** What the task asks **
How many lines in the records below hold the string "this"? Please answer with the number and nothing more.

(Data listing begins)

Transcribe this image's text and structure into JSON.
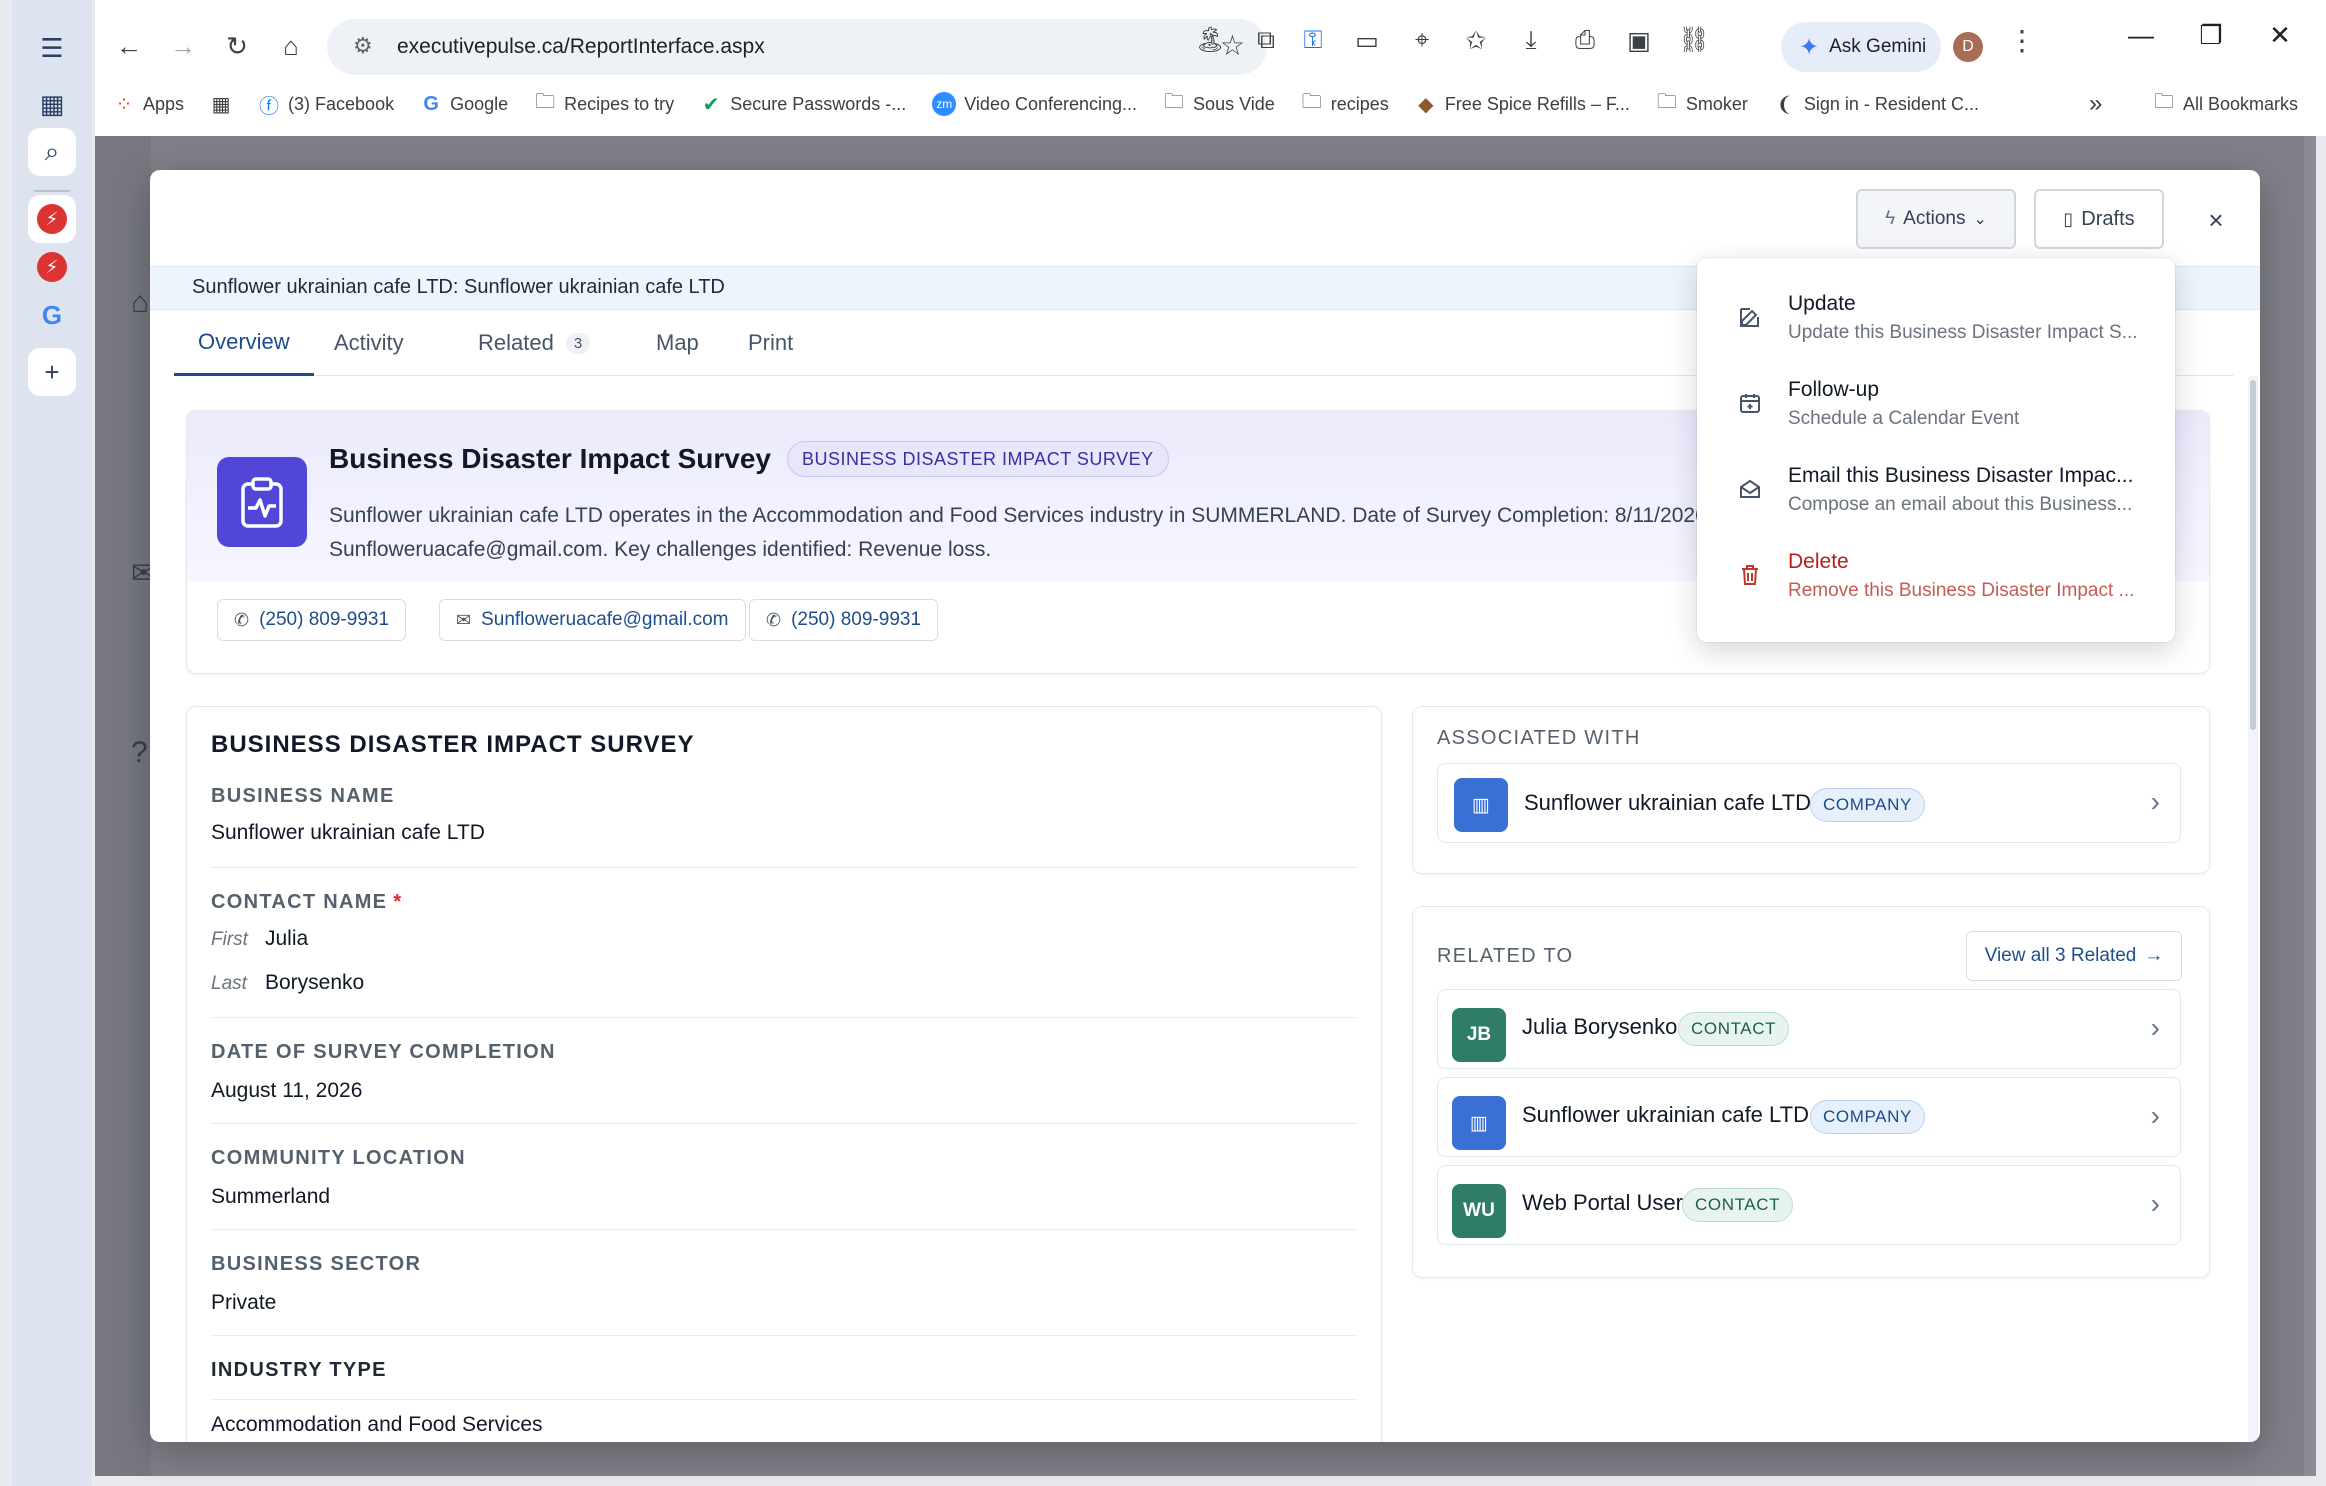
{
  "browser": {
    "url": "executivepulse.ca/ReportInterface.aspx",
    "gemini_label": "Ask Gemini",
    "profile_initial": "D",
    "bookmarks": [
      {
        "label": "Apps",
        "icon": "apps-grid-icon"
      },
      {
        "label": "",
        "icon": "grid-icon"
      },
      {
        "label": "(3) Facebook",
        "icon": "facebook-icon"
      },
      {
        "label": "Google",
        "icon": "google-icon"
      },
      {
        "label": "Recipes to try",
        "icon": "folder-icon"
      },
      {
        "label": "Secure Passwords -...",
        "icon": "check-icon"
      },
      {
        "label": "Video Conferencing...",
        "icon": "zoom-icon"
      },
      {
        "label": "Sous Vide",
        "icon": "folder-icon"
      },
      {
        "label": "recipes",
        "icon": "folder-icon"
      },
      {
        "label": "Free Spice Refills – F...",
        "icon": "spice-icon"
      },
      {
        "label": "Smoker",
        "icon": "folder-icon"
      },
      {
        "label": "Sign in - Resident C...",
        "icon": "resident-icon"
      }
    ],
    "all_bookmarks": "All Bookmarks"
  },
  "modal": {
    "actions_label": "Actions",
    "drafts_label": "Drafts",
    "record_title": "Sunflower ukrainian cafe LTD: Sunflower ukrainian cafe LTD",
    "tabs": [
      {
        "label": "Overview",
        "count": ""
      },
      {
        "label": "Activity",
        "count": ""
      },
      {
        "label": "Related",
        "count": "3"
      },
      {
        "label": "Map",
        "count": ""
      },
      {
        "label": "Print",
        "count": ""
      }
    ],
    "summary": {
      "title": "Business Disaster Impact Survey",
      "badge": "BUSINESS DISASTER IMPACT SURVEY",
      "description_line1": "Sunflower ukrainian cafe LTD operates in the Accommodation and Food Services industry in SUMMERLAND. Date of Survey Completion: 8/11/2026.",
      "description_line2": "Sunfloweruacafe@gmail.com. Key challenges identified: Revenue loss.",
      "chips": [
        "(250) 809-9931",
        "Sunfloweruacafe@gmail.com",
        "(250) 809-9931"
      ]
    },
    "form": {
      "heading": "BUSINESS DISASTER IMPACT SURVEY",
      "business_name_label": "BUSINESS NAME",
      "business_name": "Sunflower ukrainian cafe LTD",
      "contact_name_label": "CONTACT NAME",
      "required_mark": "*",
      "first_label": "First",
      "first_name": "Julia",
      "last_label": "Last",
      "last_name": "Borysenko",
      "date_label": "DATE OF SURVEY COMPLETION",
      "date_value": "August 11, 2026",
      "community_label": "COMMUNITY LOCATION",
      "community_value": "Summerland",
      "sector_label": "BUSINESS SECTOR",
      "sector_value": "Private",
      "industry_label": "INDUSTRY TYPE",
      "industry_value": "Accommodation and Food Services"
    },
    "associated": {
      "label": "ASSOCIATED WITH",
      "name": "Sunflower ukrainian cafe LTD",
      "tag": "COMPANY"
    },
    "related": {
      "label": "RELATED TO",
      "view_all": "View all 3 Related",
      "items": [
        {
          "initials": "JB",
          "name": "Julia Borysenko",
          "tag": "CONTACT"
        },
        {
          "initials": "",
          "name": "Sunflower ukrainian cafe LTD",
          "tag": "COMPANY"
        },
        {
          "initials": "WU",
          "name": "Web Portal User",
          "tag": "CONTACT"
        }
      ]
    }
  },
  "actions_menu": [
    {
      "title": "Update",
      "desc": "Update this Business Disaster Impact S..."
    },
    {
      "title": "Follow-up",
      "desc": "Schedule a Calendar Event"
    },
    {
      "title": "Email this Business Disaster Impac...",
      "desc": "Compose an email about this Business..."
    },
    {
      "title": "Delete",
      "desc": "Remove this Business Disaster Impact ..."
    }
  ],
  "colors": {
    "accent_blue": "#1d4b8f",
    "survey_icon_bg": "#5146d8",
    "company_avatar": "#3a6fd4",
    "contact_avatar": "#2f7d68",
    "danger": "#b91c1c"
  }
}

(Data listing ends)

** Solved exercise **
5